Unfortunately government operated institutions such as public schools and the voting box are less susceptible to market forces as government often has a de facto monopoly on these operations. Fortunately, a third feature of the free market, that of invention and innovation, provided an additional force to end segregation. It is difficult to overstate the impact of broadcast television on public opinion in the 1950’s and beyond. As television ownership in the U.S. accelerated from 9% of homes in 1950 to 87% by 1960, the full ramifications of government sanctioned segregation laws, and the violent defense of it through beatings, police dogs and fire hoses, rapidly accelerated public pressure on governments at all levels to rescind the segregation laws they had created.
- Property rights are the foundation for other rights such as speech, assembly and the press.
- In the United States, civil rights groups used the power of the free market to dismantle institutionalized segregation at the federal, state and local levels.
- Technical innovations such as television and the World Wide Web have been instrumental to challenging the power of the State.
1. ^ "Human Rights" as Property Rights - Chapter 15 of
The Ethics of Liberty by Murray N Rothbard.
2. ^ The Property Basis of Rights by Clarence B. Carson
3. ^ Jackie Robinson: Breaking the color barrier - Wikipedia.org.
4. ^ Annual TV Households - TVHistory.TV.
^ Universal rights
: The Ancient of Days, copy E. Painting by William Blake, 1794. Library of Congress image downloaded from Wikimedia Commons and modified by Andrew Lesko.
^ Which way? Image by Andrew Lesko.
^ 1984: Written by George Orwell, 1948. Amazon books link.
^ Foundations: An unidentified statue. Photo and alterations by Andrew Lesko.
^ Martin Luther King Jr.: Anti-war rally, St. Paul campus, April 27, 1967. Used under Creative Commons Attribution-Share Alike 2.0 Generic license. Image downloaded from Wikimedia Commons and modified by Andrew Lesko.
^ The communist nightmare: Artwork by Andrew Lesko.
^ The Marketplace: Cook in the rue de Stamboul, Constantinople, Turkey. Public domain image from the Library of Congress, modifications by Andrew Lesko.
^ Art studio: Photo of New Orleans building and artwork by Andrew Lesko.
^ Colour: Painting by Angelica Kauffman, 1778-1780. Public domain image from the Royal Academy of Arts, UK.
^ Who invited Violence? Rainbow cake. Cake and photo by Stephanie Astono Salim, used under Creative Commons Attribution-Share Alike 4.0 International license. Downloaded from Wikimedia Commons, modifications by Andrew Lesko.
^ Montgomery boycott: Drawing by Laura Gray, first published in The Militant, 2/13/56. The Militant was a communist magazine begun by a number of American Trotskyites in 1928. I find it ironic that that a communist rag ran this cartoon. The irony is that the solution to the segregated buses in Montgomery ultimately proved to be market forces, not appeals to the State and its use of violence. As a nonaggressionist, I am strongly opposed to the communist program as a whole, particularly its opposition to private property and willingness to initiate violence to accomplish its goals. Occasionally, like a stopped clock, the communists do get it right, at least with regards to their opposition to the wars of the empire.

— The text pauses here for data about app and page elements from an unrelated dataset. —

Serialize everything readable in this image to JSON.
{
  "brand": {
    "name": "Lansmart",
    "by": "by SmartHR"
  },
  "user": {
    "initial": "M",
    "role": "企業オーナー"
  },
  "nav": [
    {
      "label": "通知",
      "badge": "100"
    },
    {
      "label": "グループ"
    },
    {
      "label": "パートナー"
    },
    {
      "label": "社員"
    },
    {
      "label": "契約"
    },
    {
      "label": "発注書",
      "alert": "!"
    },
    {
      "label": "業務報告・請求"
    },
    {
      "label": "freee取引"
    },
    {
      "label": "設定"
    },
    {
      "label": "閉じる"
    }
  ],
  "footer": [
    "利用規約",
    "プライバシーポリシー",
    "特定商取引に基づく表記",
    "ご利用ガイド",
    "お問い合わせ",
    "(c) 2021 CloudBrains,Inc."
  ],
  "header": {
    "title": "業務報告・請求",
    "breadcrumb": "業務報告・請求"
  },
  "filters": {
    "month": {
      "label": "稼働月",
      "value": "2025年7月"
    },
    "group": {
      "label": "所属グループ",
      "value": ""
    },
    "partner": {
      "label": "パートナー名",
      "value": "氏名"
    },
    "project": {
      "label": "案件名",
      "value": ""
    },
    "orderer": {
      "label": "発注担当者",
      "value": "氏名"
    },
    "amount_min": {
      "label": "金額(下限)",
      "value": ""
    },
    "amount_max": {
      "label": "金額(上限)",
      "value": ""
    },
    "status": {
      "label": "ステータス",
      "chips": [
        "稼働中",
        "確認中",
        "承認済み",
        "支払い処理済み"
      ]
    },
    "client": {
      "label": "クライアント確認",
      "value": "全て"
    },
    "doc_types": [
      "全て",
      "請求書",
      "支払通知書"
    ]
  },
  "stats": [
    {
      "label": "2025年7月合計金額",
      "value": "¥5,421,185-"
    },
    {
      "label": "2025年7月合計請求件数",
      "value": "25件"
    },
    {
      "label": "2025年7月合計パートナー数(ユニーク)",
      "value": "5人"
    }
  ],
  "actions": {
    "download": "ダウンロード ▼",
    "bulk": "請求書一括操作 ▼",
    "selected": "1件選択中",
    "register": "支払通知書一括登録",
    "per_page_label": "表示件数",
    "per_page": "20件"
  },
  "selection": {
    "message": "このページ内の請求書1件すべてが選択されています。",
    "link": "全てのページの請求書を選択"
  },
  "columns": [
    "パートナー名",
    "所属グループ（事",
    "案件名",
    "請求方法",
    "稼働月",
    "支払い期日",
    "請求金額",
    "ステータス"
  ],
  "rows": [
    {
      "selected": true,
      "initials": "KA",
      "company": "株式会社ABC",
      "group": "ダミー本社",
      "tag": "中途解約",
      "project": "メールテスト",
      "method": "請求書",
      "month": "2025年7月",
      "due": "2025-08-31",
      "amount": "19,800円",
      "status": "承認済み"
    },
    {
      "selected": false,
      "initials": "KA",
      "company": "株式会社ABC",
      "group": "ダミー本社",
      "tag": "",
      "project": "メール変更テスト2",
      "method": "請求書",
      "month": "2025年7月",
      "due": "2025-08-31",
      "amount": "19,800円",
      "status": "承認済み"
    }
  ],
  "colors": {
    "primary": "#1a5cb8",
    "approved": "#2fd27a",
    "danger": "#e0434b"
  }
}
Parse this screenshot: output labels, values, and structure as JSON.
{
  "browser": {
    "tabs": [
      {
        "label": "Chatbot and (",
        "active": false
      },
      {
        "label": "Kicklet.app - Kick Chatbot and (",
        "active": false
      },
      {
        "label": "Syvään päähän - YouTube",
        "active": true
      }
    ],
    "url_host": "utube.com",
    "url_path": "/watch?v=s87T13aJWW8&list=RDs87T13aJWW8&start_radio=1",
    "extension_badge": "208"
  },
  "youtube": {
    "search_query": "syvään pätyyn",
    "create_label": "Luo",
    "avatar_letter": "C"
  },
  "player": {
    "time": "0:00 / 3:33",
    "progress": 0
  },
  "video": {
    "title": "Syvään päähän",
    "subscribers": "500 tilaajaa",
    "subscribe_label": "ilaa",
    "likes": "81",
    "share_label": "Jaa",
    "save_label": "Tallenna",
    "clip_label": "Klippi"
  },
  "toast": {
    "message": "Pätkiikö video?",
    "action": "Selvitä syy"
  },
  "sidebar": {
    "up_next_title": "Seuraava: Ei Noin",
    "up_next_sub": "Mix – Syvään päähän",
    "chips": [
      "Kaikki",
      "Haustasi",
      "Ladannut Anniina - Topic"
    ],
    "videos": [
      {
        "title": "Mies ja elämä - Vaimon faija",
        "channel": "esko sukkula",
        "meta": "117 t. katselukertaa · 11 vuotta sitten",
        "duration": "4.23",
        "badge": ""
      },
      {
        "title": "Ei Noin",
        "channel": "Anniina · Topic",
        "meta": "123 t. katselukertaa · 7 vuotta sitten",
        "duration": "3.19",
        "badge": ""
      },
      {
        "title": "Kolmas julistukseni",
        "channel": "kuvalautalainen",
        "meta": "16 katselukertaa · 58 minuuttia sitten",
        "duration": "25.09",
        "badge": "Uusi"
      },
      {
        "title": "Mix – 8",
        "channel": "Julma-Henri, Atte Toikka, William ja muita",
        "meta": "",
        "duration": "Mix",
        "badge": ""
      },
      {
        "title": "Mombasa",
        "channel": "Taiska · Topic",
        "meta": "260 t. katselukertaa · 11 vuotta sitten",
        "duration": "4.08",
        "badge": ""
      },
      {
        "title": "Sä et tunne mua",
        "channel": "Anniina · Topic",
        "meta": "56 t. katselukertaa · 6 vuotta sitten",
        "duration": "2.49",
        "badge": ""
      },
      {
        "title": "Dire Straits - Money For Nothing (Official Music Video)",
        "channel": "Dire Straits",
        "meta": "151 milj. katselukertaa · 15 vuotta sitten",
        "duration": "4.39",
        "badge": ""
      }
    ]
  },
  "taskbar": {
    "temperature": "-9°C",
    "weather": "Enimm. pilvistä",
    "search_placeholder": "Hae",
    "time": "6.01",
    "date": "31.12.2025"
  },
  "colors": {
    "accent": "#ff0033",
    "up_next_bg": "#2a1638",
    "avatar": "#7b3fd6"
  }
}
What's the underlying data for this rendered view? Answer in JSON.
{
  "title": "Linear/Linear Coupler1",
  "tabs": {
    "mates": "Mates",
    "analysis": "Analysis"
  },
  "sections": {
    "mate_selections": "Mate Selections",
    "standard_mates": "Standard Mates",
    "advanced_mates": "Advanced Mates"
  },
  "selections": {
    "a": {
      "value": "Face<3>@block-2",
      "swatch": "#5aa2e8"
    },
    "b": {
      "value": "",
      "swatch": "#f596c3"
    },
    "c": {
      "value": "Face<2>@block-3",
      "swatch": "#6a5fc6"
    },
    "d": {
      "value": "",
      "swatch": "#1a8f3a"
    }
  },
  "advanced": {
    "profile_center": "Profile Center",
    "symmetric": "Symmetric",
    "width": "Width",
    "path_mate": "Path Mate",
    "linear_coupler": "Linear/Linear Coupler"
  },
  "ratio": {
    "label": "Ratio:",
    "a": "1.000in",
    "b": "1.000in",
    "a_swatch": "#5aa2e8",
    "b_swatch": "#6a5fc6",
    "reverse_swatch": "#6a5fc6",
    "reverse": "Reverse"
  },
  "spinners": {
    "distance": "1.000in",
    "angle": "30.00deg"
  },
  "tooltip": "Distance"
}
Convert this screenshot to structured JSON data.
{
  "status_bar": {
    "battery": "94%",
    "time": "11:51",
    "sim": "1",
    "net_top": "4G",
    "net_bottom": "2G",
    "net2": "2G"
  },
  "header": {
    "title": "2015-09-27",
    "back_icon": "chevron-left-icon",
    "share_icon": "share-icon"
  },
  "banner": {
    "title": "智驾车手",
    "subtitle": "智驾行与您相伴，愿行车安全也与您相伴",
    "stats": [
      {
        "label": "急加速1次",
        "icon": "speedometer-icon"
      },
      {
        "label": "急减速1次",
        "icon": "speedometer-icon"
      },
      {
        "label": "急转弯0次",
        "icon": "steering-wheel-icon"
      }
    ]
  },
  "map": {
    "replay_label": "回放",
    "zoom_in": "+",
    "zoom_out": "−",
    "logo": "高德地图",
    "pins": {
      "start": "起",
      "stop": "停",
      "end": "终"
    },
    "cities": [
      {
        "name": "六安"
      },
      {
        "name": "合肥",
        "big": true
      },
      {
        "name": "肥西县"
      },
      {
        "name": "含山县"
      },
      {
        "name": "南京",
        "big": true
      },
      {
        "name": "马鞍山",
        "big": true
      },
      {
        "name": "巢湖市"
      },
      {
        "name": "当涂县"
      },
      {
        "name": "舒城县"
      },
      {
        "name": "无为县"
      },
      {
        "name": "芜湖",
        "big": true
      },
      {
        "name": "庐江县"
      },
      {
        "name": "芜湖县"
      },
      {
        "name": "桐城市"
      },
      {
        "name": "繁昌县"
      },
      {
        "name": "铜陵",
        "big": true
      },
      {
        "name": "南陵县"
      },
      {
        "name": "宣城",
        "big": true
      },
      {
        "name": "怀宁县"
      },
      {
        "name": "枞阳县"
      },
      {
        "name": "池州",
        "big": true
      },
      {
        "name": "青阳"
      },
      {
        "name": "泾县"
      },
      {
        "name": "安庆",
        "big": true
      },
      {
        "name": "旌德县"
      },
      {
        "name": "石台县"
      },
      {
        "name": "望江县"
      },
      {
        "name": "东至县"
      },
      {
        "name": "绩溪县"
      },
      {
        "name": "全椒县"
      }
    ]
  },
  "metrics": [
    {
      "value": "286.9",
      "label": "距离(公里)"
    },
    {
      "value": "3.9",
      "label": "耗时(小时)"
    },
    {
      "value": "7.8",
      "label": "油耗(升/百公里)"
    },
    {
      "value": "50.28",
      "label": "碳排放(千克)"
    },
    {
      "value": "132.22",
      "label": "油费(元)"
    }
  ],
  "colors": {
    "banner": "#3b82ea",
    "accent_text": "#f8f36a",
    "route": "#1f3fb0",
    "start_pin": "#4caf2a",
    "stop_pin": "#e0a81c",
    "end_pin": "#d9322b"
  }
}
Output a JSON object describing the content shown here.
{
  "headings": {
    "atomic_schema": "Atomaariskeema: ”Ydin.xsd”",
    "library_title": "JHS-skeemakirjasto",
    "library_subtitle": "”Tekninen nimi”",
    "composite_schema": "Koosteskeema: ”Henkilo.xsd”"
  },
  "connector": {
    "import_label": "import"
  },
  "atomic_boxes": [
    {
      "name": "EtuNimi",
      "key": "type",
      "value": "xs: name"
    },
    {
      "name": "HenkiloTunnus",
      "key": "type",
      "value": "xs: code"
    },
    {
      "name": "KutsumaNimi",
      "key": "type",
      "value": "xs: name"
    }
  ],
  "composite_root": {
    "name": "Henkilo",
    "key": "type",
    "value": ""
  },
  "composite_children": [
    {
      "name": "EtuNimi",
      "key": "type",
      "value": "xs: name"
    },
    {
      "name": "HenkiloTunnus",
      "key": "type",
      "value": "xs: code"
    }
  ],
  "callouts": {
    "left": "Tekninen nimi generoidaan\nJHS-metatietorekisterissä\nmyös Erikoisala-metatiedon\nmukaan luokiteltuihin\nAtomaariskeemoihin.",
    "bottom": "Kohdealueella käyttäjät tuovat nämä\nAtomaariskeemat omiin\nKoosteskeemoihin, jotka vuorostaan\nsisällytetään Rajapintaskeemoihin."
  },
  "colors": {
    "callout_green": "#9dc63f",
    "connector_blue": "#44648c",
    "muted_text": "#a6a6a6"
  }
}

^ Ignorance unlimited: A burning cross. Detail of a 1921 public domain photo. Downloaded from Wikimedia Commons, cropped.
^ Flying first class: Jesse Owens. Image of Jesse Owens during the 1936 Olympics in Berlin, Germany. Attribution: Bundesarchiv, Bild 183-R96374. Used under Creative Commons Attribution-Share Alike 3.0 Germany license. Downloaded from Wikimedia Commons, modifications by Andrew Lesko.
^ Fighting back: Jackie Robinson. Photograph of Jackie Robinson in 1954 by Bob Sandberg for Look magazine. Public domain image downloaded from Wikimedia Commons, modifications by Andrew Lesko.
^ Into the living room: The Vietnam War. Image by Warren K. Leffler, U.S. News & World Report Magazine. Public domain image downloaded from Wikimedia Commons, modifications by Andrew Lesko. Notice the changes in the screen image from the original.